All of the entries are to be printed exactly as they appear.

══ Material supplied

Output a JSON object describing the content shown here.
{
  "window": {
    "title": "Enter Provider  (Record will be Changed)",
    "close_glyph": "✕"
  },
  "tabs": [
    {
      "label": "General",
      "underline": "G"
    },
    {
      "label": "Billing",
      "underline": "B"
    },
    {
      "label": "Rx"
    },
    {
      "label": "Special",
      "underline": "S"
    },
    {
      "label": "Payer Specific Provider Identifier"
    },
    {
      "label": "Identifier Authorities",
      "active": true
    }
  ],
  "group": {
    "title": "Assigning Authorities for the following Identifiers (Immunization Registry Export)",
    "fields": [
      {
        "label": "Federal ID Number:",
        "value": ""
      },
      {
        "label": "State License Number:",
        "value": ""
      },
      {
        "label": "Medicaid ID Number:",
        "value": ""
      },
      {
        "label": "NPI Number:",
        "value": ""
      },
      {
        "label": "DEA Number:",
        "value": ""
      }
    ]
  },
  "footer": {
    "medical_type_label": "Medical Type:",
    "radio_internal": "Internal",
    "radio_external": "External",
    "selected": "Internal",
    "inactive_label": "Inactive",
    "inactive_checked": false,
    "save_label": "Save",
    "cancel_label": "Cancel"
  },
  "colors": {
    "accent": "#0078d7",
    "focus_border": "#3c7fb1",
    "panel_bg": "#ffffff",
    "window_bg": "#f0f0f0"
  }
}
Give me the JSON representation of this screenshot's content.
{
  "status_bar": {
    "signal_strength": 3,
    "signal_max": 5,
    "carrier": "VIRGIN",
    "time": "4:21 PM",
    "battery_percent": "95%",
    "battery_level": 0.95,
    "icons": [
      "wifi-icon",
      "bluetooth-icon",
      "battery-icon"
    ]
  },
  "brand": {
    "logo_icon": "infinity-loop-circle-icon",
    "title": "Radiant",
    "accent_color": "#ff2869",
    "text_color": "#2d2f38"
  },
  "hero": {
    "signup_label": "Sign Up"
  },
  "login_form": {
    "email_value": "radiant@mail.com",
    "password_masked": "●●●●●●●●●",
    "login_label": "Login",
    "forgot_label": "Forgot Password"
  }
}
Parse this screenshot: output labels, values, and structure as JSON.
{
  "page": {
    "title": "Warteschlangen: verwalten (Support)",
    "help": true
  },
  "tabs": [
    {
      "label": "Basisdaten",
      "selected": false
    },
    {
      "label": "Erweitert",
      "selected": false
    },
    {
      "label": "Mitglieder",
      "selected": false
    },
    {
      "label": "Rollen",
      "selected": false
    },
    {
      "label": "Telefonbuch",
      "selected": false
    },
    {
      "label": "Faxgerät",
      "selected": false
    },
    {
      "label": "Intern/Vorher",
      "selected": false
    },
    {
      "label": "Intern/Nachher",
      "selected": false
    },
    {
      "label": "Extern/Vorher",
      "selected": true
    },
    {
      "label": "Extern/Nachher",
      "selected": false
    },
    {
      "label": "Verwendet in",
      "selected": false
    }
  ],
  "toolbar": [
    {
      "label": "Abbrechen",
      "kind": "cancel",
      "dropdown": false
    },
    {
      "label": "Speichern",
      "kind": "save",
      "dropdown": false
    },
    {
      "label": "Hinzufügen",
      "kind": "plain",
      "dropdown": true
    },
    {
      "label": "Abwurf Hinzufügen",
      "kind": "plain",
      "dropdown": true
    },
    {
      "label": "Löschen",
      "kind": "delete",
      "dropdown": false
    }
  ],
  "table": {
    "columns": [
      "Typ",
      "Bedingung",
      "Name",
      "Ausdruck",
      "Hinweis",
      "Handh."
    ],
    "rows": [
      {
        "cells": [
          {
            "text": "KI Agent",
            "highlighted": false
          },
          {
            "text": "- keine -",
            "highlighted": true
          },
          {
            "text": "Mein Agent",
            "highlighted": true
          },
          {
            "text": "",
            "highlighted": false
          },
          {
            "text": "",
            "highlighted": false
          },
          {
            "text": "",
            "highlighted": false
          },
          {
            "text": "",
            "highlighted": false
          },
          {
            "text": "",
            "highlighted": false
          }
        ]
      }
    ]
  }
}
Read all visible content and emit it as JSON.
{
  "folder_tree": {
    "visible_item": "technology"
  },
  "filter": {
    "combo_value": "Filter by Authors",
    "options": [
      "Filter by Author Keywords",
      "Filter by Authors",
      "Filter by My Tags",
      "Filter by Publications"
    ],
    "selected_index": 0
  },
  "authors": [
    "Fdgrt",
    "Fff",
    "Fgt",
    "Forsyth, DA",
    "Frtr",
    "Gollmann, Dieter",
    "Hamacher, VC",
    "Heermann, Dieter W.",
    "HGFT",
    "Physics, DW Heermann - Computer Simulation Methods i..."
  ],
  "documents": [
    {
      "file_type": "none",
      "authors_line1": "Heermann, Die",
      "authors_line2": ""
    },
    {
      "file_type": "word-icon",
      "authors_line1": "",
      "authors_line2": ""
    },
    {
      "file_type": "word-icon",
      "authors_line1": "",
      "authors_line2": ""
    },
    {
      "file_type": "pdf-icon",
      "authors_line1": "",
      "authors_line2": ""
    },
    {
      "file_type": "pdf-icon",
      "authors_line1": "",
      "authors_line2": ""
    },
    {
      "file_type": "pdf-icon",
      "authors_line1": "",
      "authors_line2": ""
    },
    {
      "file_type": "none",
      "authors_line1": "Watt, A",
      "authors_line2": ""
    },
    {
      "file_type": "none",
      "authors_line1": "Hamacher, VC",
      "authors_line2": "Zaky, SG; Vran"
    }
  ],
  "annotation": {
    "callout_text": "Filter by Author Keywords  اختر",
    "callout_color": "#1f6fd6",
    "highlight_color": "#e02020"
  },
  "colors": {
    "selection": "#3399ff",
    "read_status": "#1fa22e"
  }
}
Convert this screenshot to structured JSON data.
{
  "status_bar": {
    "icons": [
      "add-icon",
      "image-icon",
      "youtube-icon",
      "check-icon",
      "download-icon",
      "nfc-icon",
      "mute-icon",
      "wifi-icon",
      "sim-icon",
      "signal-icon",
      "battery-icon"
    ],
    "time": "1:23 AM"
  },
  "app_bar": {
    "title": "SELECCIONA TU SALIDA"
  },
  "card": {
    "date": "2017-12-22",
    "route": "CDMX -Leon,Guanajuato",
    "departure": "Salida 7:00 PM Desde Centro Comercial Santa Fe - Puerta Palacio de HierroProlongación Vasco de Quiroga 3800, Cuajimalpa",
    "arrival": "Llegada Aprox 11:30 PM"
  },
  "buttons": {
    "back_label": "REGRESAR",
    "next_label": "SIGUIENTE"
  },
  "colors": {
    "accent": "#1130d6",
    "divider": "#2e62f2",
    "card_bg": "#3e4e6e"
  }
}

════

> [Solution]
Output a JSON object describing the content shown here.
{
  "window": {
    "title": "Enter Provider  (Record will be Changed)",
    "close_glyph": "✕"
  },
  "tabs": [
    {
      "label": "General",
      "underline": "G"
    },
    {
      "label": "Billing",
      "underline": "B"
    },
    {
      "label": "Rx"
    },
    {
      "label": "Special",
      "underline": "S"
    },
    {
      "label": "Payer Specific Provider Identifier"
    },
    {
      "label": "Identifier Authorities",
      "active": true
    }
  ],
  "group": {
    "title": "Assigning Authorities for the following Identifiers (Immunization Registry Export)",
    "fields": [
      {
        "label": "Federal ID Number:",
        "value": ""
      },
      {
        "label": "State License Number:",
        "value": ""
      },
      {
        "label": "Medicaid ID Number:",
        "value": ""
      },
      {
        "label": "NPI Number:",
        "value": ""
      },
      {
        "label": "DEA Number:",
        "value": ""
      }
    ]
  },
  "footer": {
    "medical_type_label": "Medical Type:",
    "radio_internal": "Internal",
    "radio_external": "External",
    "selected": "Internal",
    "inactive_label": "Inactive",
    "inactive_checked": false,
    "save_label": "Save",
    "cancel_label": "Cancel"
  },
  "colors": {
    "accent": "#0078d7",
    "focus_border": "#3c7fb1",
    "panel_bg": "#ffffff",
    "window_bg": "#f0f0f0"
  }
}
Give me the JSON representation of this screenshot's content.
{
  "status_bar": {
    "signal_strength": 3,
    "signal_max": 5,
    "carrier": "VIRGIN",
    "time": "4:21 PM",
    "battery_percent": "95%",
    "battery_level": 0.95,
    "icons": [
      "wifi-icon",
      "bluetooth-icon",
      "battery-icon"
    ]
  },
  "brand": {
    "logo_icon": "infinity-loop-circle-icon",
    "title": "Radiant",
    "accent_color": "#ff2869",
    "text_color": "#2d2f38"
  },
  "hero": {
    "signup_label": "Sign Up"
  },
  "login_form": {
    "email_value": "radiant@mail.com",
    "password_masked": "●●●●●●●●●",
    "login_label": "Login",
    "forgot_label": "Forgot Password"
  }
}
Parse this screenshot: output labels, values, and structure as JSON.
{
  "page": {
    "title": "Warteschlangen: verwalten (Support)",
    "help": true
  },
  "tabs": [
    {
      "label": "Basisdaten",
      "selected": false
    },
    {
      "label": "Erweitert",
      "selected": false
    },
    {
      "label": "Mitglieder",
      "selected": false
    },
    {
      "label": "Rollen",
      "selected": false
    },
    {
      "label": "Telefonbuch",
      "selected": false
    },
    {
      "label": "Faxgerät",
      "selected": false
    },
    {
      "label": "Intern/Vorher",
      "selected": false
    },
    {
      "label": "Intern/Nachher",
      "selected": false
    },
    {
      "label": "Extern/Vorher",
      "selected": true
    },
    {
      "label": "Extern/Nachher",
      "selected": false
    },
    {
      "label": "Verwendet in",
      "selected": false
    }
  ],
  "toolbar": [
    {
      "label": "Abbrechen",
      "kind": "cancel",
      "dropdown": false
    },
    {
      "label": "Speichern",
      "kind": "save",
      "dropdown": false
    },
    {
      "label": "Hinzufügen",
      "kind": "plain",
      "dropdown": true
    },
    {
      "label": "Abwurf Hinzufügen",
      "kind": "plain",
      "dropdown": true
    },
    {
      "label": "Löschen",
      "kind": "delete",
      "dropdown": false
    }
  ],
  "table": {
    "columns": [
      "Typ",
      "Bedingung",
      "Name",
      "Ausdruck",
      "Hinweis",
      "Handh."
    ],
    "rows": [
      {
        "cells": [
          {
            "text": "KI Agent",
            "highlighted": false
          },
          {
            "text": "- keine -",
            "highlighted": true
          },
          {
            "text": "Mein Agent",
            "highlighted": true
          },
          {
            "text": "",
            "highlighted": false
          },
          {
            "text": "",
            "highlighted": false
          },
          {
            "text": "",
            "highlighted": false
          },
          {
            "text": "",
            "highlighted": false
          },
          {
            "text": "",
            "highlighted": false
          }
        ]
      }
    ]
  }
}
Read all visible content and emit it as JSON.
{
  "folder_tree": {
    "visible_item": "technology"
  },
  "filter": {
    "combo_value": "Filter by Authors",
    "options": [
      "Filter by Author Keywords",
      "Filter by Authors",
      "Filter by My Tags",
      "Filter by Publications"
    ],
    "selected_index": 0
  },
  "authors": [
    "Fdgrt",
    "Fff",
    "Fgt",
    "Forsyth, DA",
    "Frtr",
    "Gollmann, Dieter",
    "Hamacher, VC",
    "Heermann, Dieter W.",
    "HGFT",
    "Physics, DW Heermann - Computer Simulation Methods i..."
  ],
  "documents": [
    {
      "file_type": "none",
      "authors_line1": "Heermann, Die",
      "authors_line2": ""
    },
    {
      "file_type": "word-icon",
      "authors_line1": "",
      "authors_line2": ""
    },
    {
      "file_type": "word-icon",
      "authors_line1": "",
      "authors_line2": ""
    },
    {
      "file_type": "pdf-icon",
      "authors_line1": "",
      "authors_line2": ""
    },
    {
      "file_type": "pdf-icon",
      "authors_line1": "",
      "authors_line2": ""
    },
    {
      "file_type": "pdf-icon",
      "authors_line1": "",
      "authors_line2": ""
    },
    {
      "file_type": "none",
      "authors_line1": "Watt, A",
      "authors_line2": ""
    },
    {
      "file_type": "none",
      "authors_line1": "Hamacher, VC",
      "authors_line2": "Zaky, SG; Vran"
    }
  ],
  "annotation": {
    "callout_text": "Filter by Author Keywords  اختر",
    "callout_color": "#1f6fd6",
    "highlight_color": "#e02020"
  },
  "colors": {
    "selection": "#3399ff",
    "read_status": "#1fa22e"
  }
}
Convert this screenshot to structured JSON data.
{
  "status_bar": {
    "icons": [
      "add-icon",
      "image-icon",
      "youtube-icon",
      "check-icon",
      "download-icon",
      "nfc-icon",
      "mute-icon",
      "wifi-icon",
      "sim-icon",
      "signal-icon",
      "battery-icon"
    ],
    "time": "1:23 AM"
  },
  "app_bar": {
    "title": "SELECCIONA TU SALIDA"
  },
  "card": {
    "date": "2017-12-22",
    "route": "CDMX -Leon,Guanajuato",
    "departure": "Salida 7:00 PM Desde Centro Comercial Santa Fe - Puerta Palacio de HierroProlongación Vasco de Quiroga 3800, Cuajimalpa",
    "arrival": "Llegada Aprox 11:30 PM"
  },
  "buttons": {
    "back_label": "REGRESAR",
    "next_label": "SIGUIENTE"
  },
  "colors": {
    "accent": "#1130d6",
    "divider": "#2e62f2",
    "card_bg": "#3e4e6e"
  }
}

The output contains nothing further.